The Democratic State Central Committee is not a larky kind of outfit, so its latest news release couldn’t have been a hoax.
It sure read like one, though. The committee had “voted overwhelming” to endorse Edwin Edwards for Congress. As if endorsing an ex-con weren’t enough of a joke, we read that Edwards completes “a slate of candidates that represents the Louisiana Democratic Party’s illustrious past and our proven present.”
As for the Democrats’ “proven present,” the release was issued just as New Orleans Mayor Ray Nagin was heading off to take his turn behind bars. Nagin got the same sentence as Edwards — 10 years — and, thus, presumably faces an “illustrious” future.
The committee, meanwhile, urged everyone to “geaux vote.” Are we supposed to smile at that corny trick? The committee is only funny when it is trying to be serious.
What the Democrats hope to gain by making Edwards their official candidate is a mystery. When David Duke ran against him for governor a couple of decades ago, drumming up support for Edwards was a moral imperative, but the Republican field this time is bereft of Nazis or retired Grand Wizards. Now, Edwards is the candidate who should be beyond the pale.
When Duke burst on the political scene in the guise of a Republican, party officials lost no time in repudiating him, even wheeling out two presidents, Ronald Reagan and George H.W. Bush, in the cause. It didn’t do any good at first — Duke was elected as a state representative from Metairie — but his subsequent campaigns flopped while the GOP stood on principle.
Edwards, as a mere racketeer, cannot be compared with such an evil force as Duke, but his record hardly entitles him to the imprimatur of a major party. If the party could not bring itself to declare Edwards a pariah, there was no percentage in making any public pronouncement.
The party’s endorsement is unlikely to sway voters anyway, because Edwards is universally known and feelings run high pro and con.
Other Democrats in receipt of an endorsement may now feel it has been devalued. Mary Landrieu, who is in a tight race to retain her Senate seat, for instance, probably does not relish being bracketed with Edwards.
Edwards might admittedly boost her prospects within his district, because he always has been adept at turning out the vote, and few of the blue-collar and black voters that are his core constituency will be supporting either of Landrieu’s Republican challengers, Rob Maness and Congressman Bill Cassidy. But Landrieu will no doubt decline any invitation to make a joint appearance on the campaign trail.

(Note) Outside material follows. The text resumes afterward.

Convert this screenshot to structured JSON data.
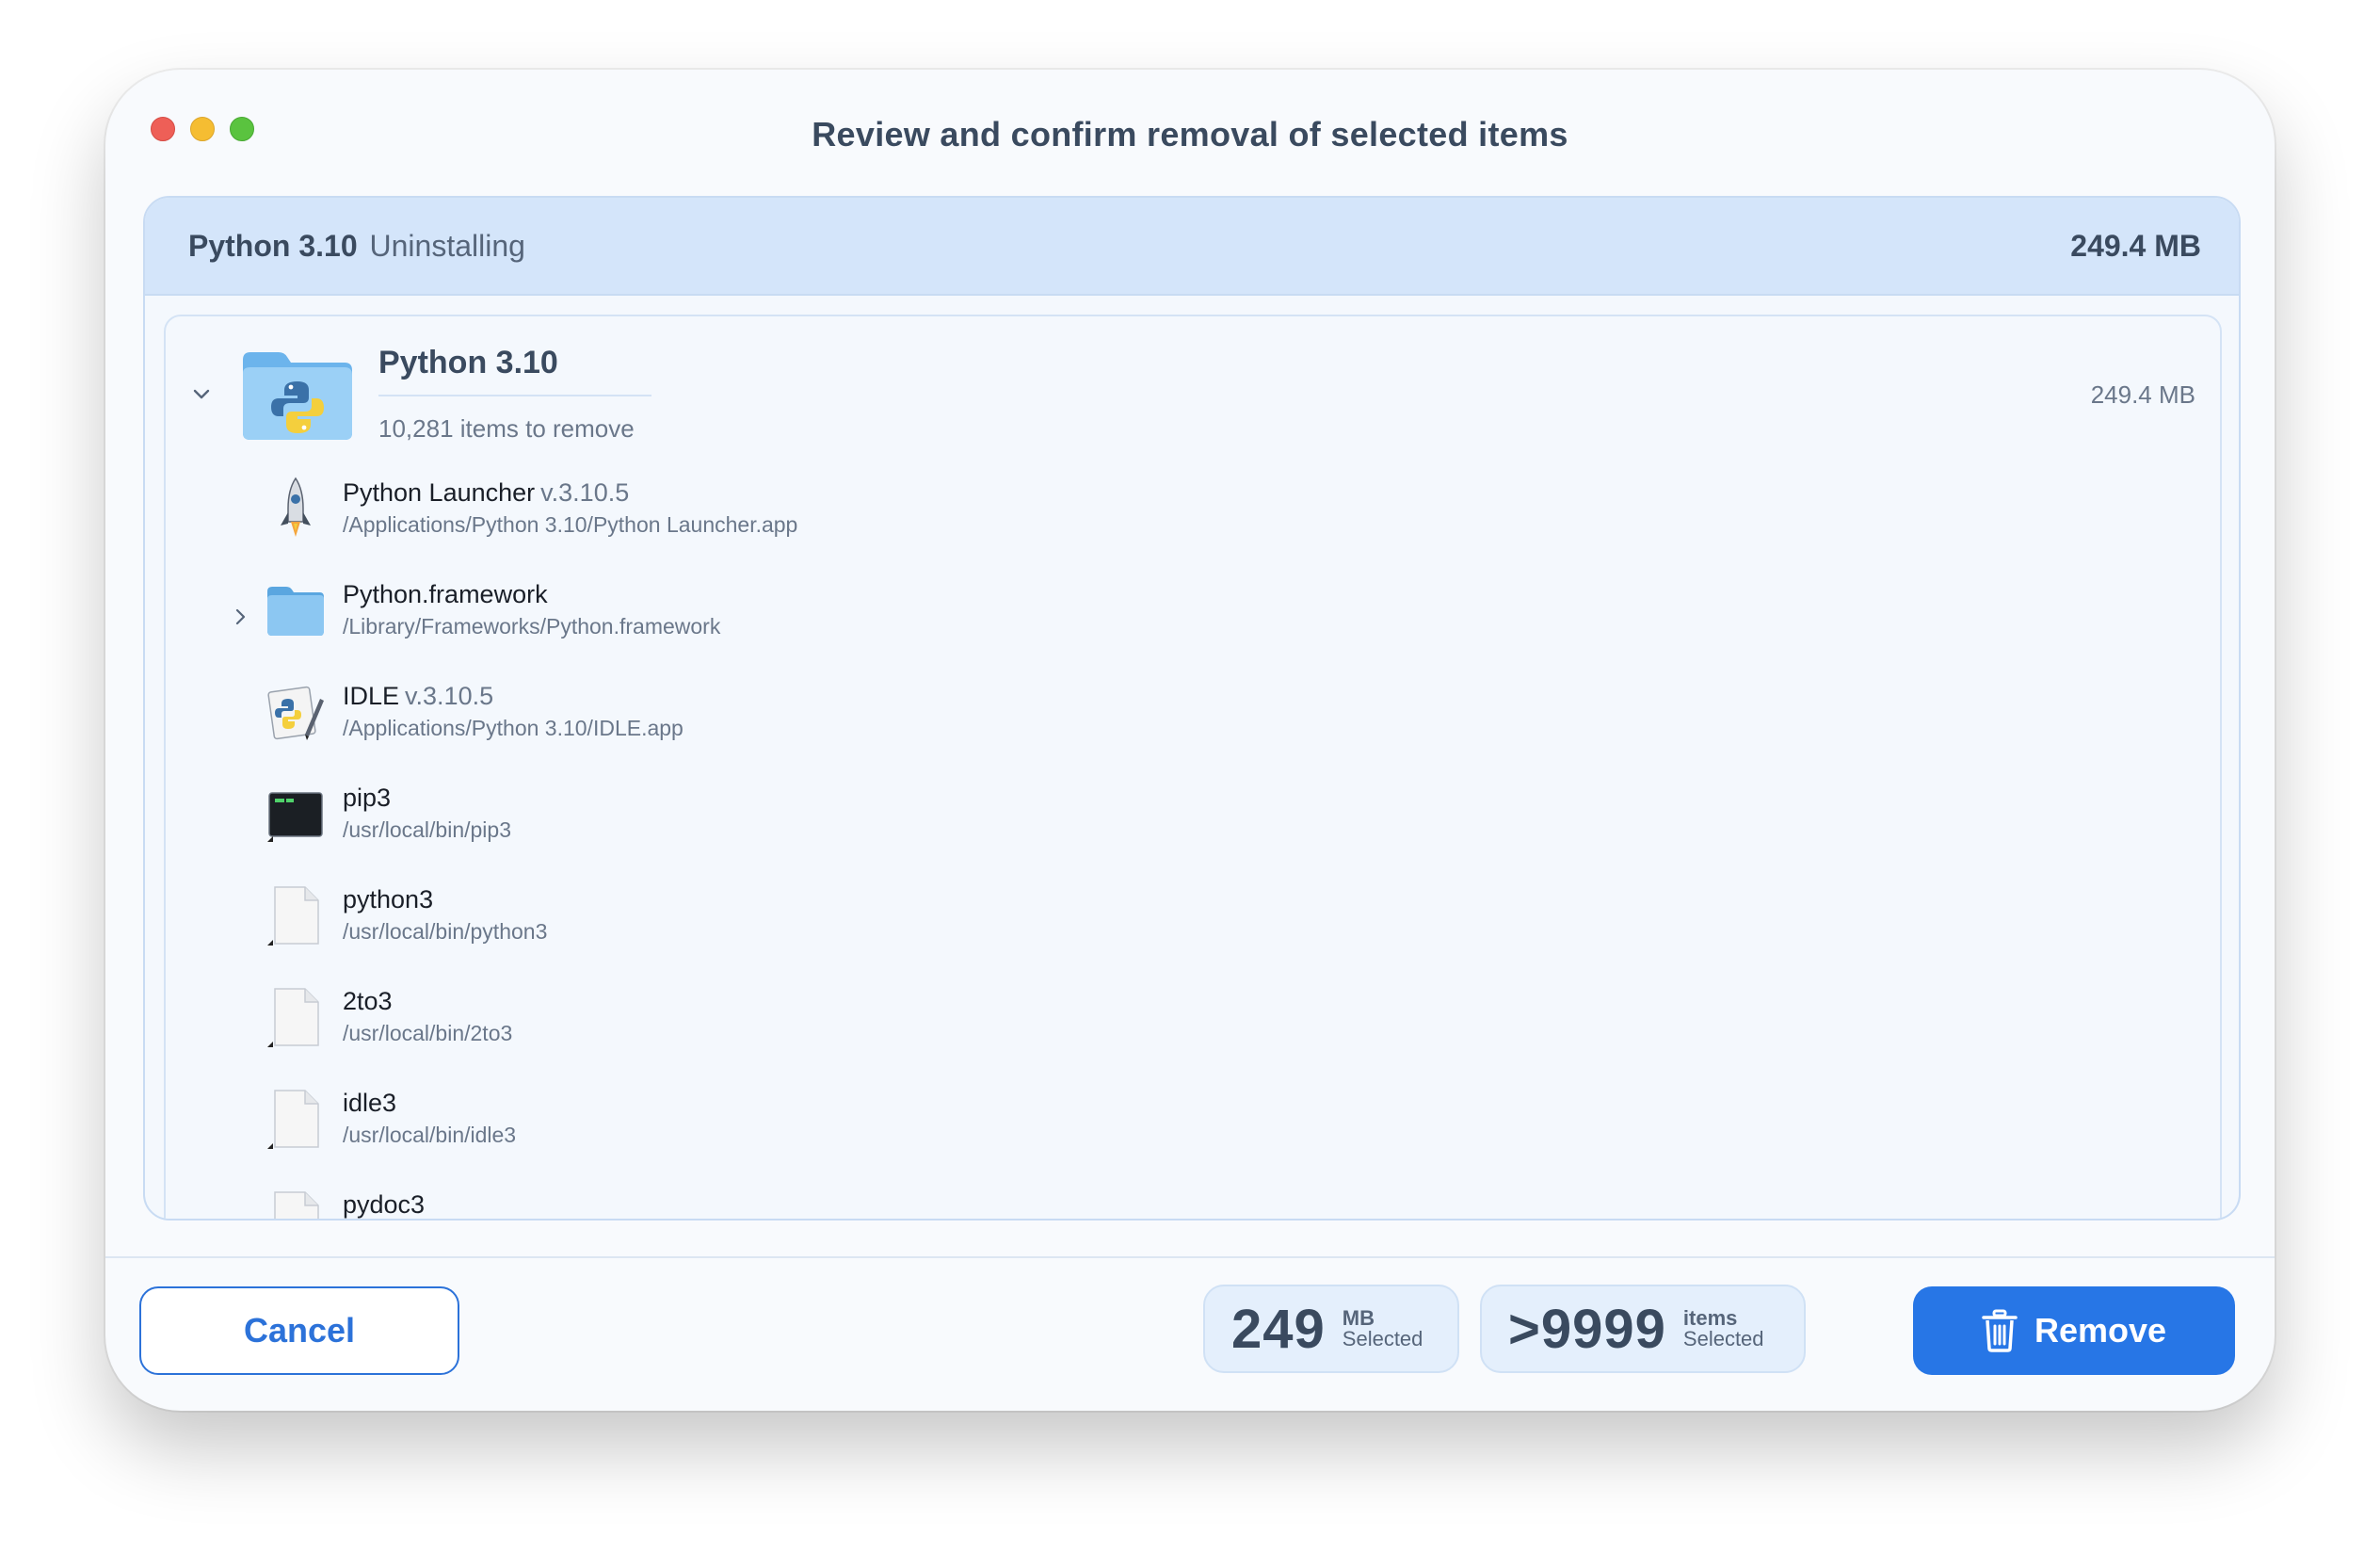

This is a heavily conservative district — and has become “more challenging terrain for Democratic candidates since it was redrawn in 2011,” as Democratic Party Vice Chairman Shane Riddle conceded in the endorsement press release. Nevertheless, Riddle said, “with the outpouring of support that Gov. Edwards has received, contrasted with the cluttered Republican field, Democrats see a path to victory.”
Riddle professed himself “impressed with the team and the energy coming from Team Edwards.” Candidates are seldom praised for having energy, but Edwards is 87 and perhaps the state central committee wanted to head off any suggestion that it was running a doddery candidate.
Edwards, as the only Democrat of substance in the field, is almost certain to make a runoff. Meanwhile, polls show Landrieu and Cassidy running neck and neck with Maness attracting a level of support that makes it unlikely that the Senate election will be settled in the primary.
Edwards and Landrieu, thus, seem destined to feature on the same runoff ballot in the 6th Congressional District. What effect that will have on her chances is hard to say, but, if Democrats really see “a path to victory” for Edwards, they have spent too much time in the sun.
Still, because politics has always been regarded as a form of entertainment in Louisiana, there is reason to rejoice that he is running. He may be long in the tooth, but he is still mighty quick with a riposte. When he raises a laugh, it’s on purpose.
James Gill’s email address is firstname.lastname@example.org.